of 'Post-endoscopic retrograde cholangiopancreatography (ERCP) bleeding'

Endoscopic hemostasis in sphincterotomy-induced hemorrhage: its efficacy and safety.
Kim HJ, Kim MH, Kim DI, Lee HJ, Myung SJ, Yoo KS, Park ET, Lim BC, Seo DW, Lee SK, Min YI
Endoscopy. 1999;31(6):431.
BACKGROUND AND STUDY AIMS: Hemorrhage is induced in approximately 0.5-12% of endoscopic biliary sphincterotomy (ES) procedures. We prospectively investigated the risk factors for ES-induced hemorrhage and evaluated the safety as well as the effectiveness of endoscopic hemostasis.
PATIENTS AND METHODS: The study included 1304 patients who underwent ES between July 1996 and June 1998. Epinephrine spray was used initially for hemostatic treatment. If bleeding persisted, an epinephrine injection was given consecutively. In patients with exposed vessels, epinephrine injection followed by alcohol injection was given.

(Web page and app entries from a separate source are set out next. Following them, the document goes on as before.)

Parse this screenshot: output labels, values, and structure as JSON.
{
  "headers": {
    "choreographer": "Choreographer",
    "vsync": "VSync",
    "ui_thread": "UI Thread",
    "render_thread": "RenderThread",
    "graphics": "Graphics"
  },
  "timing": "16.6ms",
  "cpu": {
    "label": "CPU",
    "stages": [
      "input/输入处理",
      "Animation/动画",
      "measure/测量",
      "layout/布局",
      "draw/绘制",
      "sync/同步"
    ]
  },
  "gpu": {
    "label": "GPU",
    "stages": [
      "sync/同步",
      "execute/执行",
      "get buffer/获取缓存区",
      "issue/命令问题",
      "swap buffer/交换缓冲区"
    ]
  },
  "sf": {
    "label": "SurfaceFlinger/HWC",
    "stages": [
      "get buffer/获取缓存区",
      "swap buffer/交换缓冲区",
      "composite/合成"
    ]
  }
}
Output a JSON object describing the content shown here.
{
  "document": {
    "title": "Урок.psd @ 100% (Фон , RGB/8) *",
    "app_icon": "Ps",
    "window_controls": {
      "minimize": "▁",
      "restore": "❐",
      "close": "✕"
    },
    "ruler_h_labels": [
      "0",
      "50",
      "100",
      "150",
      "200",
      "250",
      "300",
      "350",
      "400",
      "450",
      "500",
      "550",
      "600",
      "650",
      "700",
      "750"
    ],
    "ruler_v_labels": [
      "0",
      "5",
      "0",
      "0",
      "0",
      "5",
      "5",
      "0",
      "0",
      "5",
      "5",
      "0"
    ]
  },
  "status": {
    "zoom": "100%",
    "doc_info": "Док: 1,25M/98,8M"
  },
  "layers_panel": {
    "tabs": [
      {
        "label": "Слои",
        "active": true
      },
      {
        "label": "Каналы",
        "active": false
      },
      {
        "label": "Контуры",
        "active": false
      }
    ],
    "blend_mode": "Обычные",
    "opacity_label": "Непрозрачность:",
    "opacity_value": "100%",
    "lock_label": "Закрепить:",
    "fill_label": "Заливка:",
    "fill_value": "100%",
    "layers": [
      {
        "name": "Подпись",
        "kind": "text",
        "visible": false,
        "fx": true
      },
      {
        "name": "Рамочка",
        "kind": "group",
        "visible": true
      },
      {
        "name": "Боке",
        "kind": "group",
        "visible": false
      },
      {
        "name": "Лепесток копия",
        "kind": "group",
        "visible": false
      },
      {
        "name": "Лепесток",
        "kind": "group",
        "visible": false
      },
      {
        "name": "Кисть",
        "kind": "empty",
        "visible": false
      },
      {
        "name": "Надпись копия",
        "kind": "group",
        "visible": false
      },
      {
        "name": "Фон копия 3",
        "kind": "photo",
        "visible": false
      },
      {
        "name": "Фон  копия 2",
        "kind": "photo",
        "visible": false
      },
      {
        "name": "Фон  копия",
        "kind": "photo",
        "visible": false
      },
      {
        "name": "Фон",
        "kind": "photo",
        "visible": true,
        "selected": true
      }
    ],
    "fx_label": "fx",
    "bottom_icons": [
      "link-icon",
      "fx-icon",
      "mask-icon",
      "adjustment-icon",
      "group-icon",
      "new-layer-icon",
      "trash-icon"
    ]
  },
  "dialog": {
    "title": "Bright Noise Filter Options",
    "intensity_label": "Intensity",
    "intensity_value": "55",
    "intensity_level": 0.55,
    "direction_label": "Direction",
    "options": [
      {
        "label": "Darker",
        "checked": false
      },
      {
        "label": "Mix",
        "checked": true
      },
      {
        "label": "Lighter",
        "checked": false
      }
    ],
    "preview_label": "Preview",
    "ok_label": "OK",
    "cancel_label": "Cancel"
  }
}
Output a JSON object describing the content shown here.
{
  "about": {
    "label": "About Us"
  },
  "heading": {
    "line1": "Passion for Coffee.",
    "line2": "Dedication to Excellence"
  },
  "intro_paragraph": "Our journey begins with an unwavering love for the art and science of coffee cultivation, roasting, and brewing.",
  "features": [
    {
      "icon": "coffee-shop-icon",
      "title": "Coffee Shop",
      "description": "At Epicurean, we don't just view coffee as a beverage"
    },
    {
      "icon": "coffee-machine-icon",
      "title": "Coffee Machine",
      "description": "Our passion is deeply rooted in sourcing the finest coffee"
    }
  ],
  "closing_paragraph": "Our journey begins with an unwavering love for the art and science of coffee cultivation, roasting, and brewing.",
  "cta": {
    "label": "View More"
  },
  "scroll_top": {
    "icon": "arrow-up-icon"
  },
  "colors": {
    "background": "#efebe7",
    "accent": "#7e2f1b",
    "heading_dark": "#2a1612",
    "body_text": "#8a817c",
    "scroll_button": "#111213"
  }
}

RESULTS: ES-induced hemorrhage occurred in 136 (10.4%) patients. The type of sphincterotome used (needle-knife sphincterotome, P=0.025) and the cutting speed (the so-called "zipper" cut, P = 0.049) were revealed as significant variables with regard to the occurrence of bleeding. Mild, moderate, and severe bleeding were noted in 108 (79.4%), 22 (16.2%), and six (4.4%) patients, respectively. Once bleeding occurred, patients with an associated ampullary lesion (impacted stone or cancer) or with coagulopathy were more likely to bleed profusely. Initial hemostasis was achieved in all patients. However, rebleeding occurred in eight patients who were initially classified as having moderate or severe bleeding. Finally, ES-induced hemorrhage was successfully controlled in all patients after 1-3 treatment sessions (mean 1.1 sessions). The difference in the incidence of complications between the groups treated or not treated by endoscopic hemostasis was not statistically significant.
CONCLUSIONS: ES-induced hemorrhage occurred in 10% of the patients studied. The use of needle-knife sphincterotomy and the cutting speed were independent risk factors for the occurrence of bleeding. Once bleeding occurred, its severity was affected by an associated ampullary lesion (impacted stone or cancer) or coagulopathy. Endoscopic hemostasis with epinephrine and/or alcohol was effective and safe in ES-induced hemorrhage.
Dept. of Internal Medicine, Asan Medical Center, University of Ulsan College of Medicine, Seoul, Korea.